Imagine a life without pain. No irritating backaches, throbbing migraines, or aching joints. Sounds perfect right? Think again. Some people can’t feel pain, courtesy of a condition called Congenital analgesia. Unfortunately, such individuals are more likely to die young because they are unable to navigate the survival mechanisms that are linked to the perception of pain. This leads to their injuries or illnesses going unnoticed. So I guess it’s fair to say that the ability to feel pain is important for survival. Sounds counterproductive but it’s true!
WHAT IS PAIN?
Pain protects us. It is a kind of perception and a communication tool for our body, similar to our 5 senses, (touch, sight, hearing, smell, and taste). The difference is that our 5 senses, tell us what’s happening in the world around us, whilst pain tells us what’s happening in the world within our own bodies.
For instance, If you accidentally touched a hot stove, you’d immediately recoil your finger in pain to prevent a more serious burn. This reflexive behavior caused by the feeling of pain allows the body to react and prevent further tissue damage. We store this information in our brain so that we are less likely to repeat the action of sticking our hands on a hot stove. Lesson learned. Now imagine someone with congenital analgesia in that situation…it wouldn’t make for a ‘happily ever after’ would it.
The most common definition of pain is “an unpleasant sensory and emotional experience associated with actual or potential tissue damage. Pain can be short-term, lasting anything from a couple of seconds to a couple of months. This type of pain is called acute pain. when pain lasts longer than 3 months, it is called Chronic pain. This is where it gets a bit more complex because, with chronic pain, your body can continue to send pain signals to your brain, even after an injury has healed.
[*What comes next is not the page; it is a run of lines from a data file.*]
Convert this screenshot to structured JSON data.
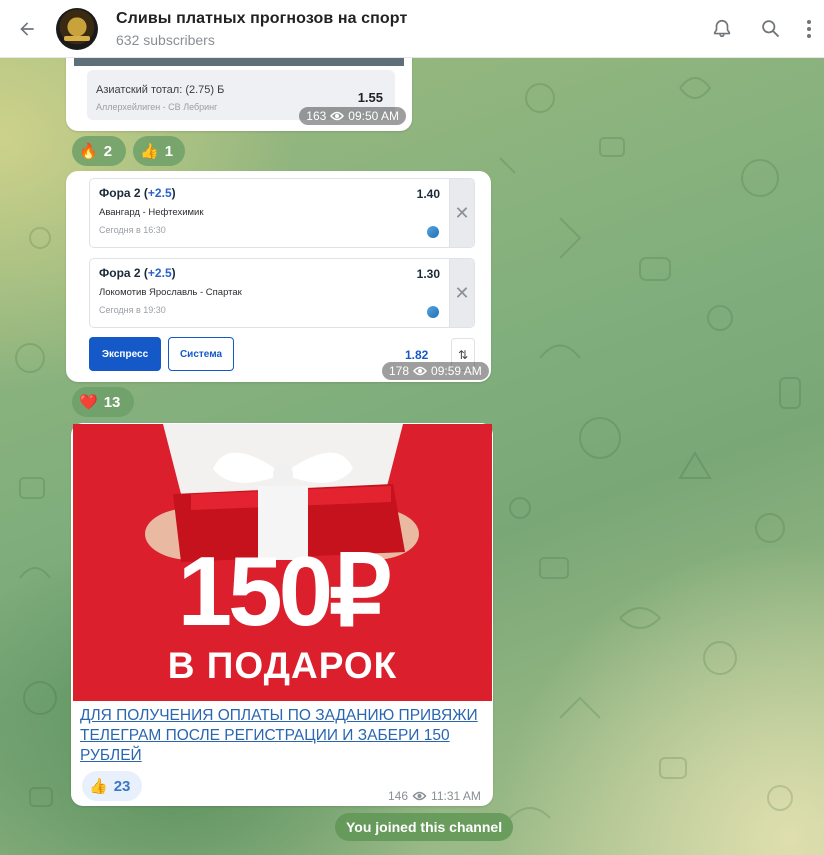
{
  "header": {
    "title": "Сливы платных прогнозов на спорт",
    "subtitle": "632 subscribers"
  },
  "messages": [
    {
      "bet": {
        "label": "Азиатский тотал: (2.75) Б",
        "match": "Аллерхейлиген - СВ Лебринг",
        "odds": "1.55"
      },
      "views": "163",
      "time": "09:50 AM",
      "reactions": [
        {
          "emoji": "🔥",
          "count": "2"
        },
        {
          "emoji": "👍",
          "count": "1"
        }
      ]
    },
    {
      "selections": [
        {
          "type": "Фора 2 (",
          "handicap": "+2.5",
          "close": ")",
          "odds": "1.40",
          "match": "Авангард - Нефтехимик",
          "when": "Сегодня в 16:30"
        },
        {
          "type": "Фора 2 (",
          "handicap": "+2.5",
          "close": ")",
          "odds": "1.30",
          "match": "Локомотив Ярославль - Спартак",
          "when": "Сегодня в 19:30"
        }
      ],
      "express_label": "Экспресс",
      "system_label": "Система",
      "total_odds": "1.82",
      "views": "178",
      "time": "09:59 AM",
      "reactions": [
        {
          "emoji": "❤️",
          "count": "13"
        }
      ]
    },
    {
      "promo": {
        "amount": "150₽",
        "line2": "В ПОДАРОК"
      },
      "text": "ДЛЯ ПОЛУЧЕНИЯ ОПЛАТЫ ПО ЗАДАНИЮ ПРИВЯЖИ ТЕЛЕГРАМ ПОСЛЕ РЕГИСТРАЦИИ И ЗАБЕРИ 150 РУБЛЕЙ",
      "views": "146",
      "time": "11:31 AM",
      "reactions": [
        {
          "emoji": "👍",
          "count": "23"
        }
      ]
    }
  ],
  "service_message": "You joined this channel",
  "colors": {
    "accent": "#3a77c4",
    "bet_blue": "#1559c9",
    "promo_red": "#dc1f2c"
  }
}
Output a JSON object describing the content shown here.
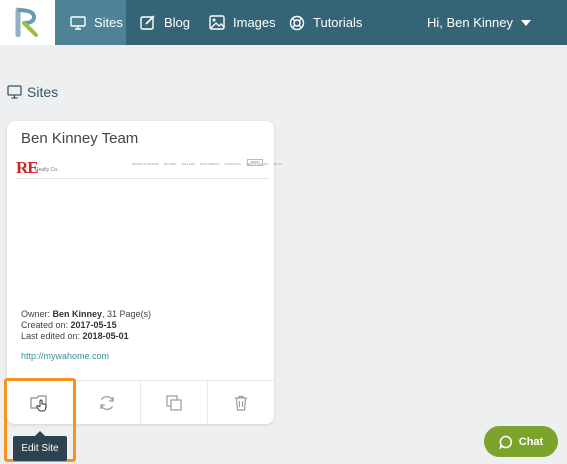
{
  "nav": {
    "items": [
      {
        "label": "Sites",
        "icon": "monitor-icon"
      },
      {
        "label": "Blog",
        "icon": "edit-icon"
      },
      {
        "label": "Images",
        "icon": "image-icon"
      },
      {
        "label": "Tutorials",
        "icon": "lifebuoy-icon"
      }
    ],
    "active": "Sites",
    "user_greeting": "Hi, Ben Kinney"
  },
  "page": {
    "section_title": "Sites"
  },
  "site_card": {
    "title": "Ben Kinney Team",
    "preview": {
      "brand": "RE",
      "brand_sub": "Realty Co.",
      "nav_items": [
        "SEARCH LISTINGS",
        "BUYERS",
        "SELLERS",
        "OUR AGENTS",
        "FINANCING",
        "ABOUT RE/MAX",
        "BLOG"
      ],
      "button_label": "MENU"
    },
    "owner_label": "Owner: ",
    "owner_name": "Ben Kinney",
    "pages_text": ", 31 Page(s)",
    "created_label": "Created on: ",
    "created_date": "2017-05-15",
    "edited_label": "Last edited on: ",
    "edited_date": "2018-05-01",
    "url": "http://mywahome.com",
    "actions": [
      "edit-site",
      "sync",
      "duplicate",
      "delete"
    ]
  },
  "tooltip": {
    "label": "Edit Site"
  },
  "chat": {
    "label": "Chat"
  },
  "colors": {
    "topbar": "#356477",
    "active_nav": "#4e8295",
    "highlight": "#f5931e",
    "chat": "#7ca32c",
    "link": "#3a8b9c"
  }
}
When you suffer an injury, your nervous system is in charge of delivering the news to your brain. Imagine that you cut your finger. A network of nerve cells in your finger picks up the signal that something’s wrong. These nerve cells relay this message to the spinal cord, which then shoots the message up to the brain. The brain then translates the message and registers the feeling: ‘Ouch!’ That is an example of actual tissue damage, causing pain.
In the case of chronic pain, there is usually but, (not always) an initial injury. Let’s take the case of the finger cut again. The body continues to send pain signals to the brain, even after the cut heals. These maladaptive and overactive pain signals lower the threshold for pain tolerance and causes damage to the nervous system by changing the perception of pain. This creates a spiral of pain-causing side effects, which cause more pain, such as increased pain sensations from normal things that wouldn’t usually cause pain, trouble sleeping, stress, and fear of movement. This spiral effect is why it is usually harder to treat chronic pain compared to acute pain.
So if you are that individual who is always waiting until your symptoms become so intolerable before seeking professional advice, think twice, before you accidentally turn a simple fixable acute problem into a more chronic one.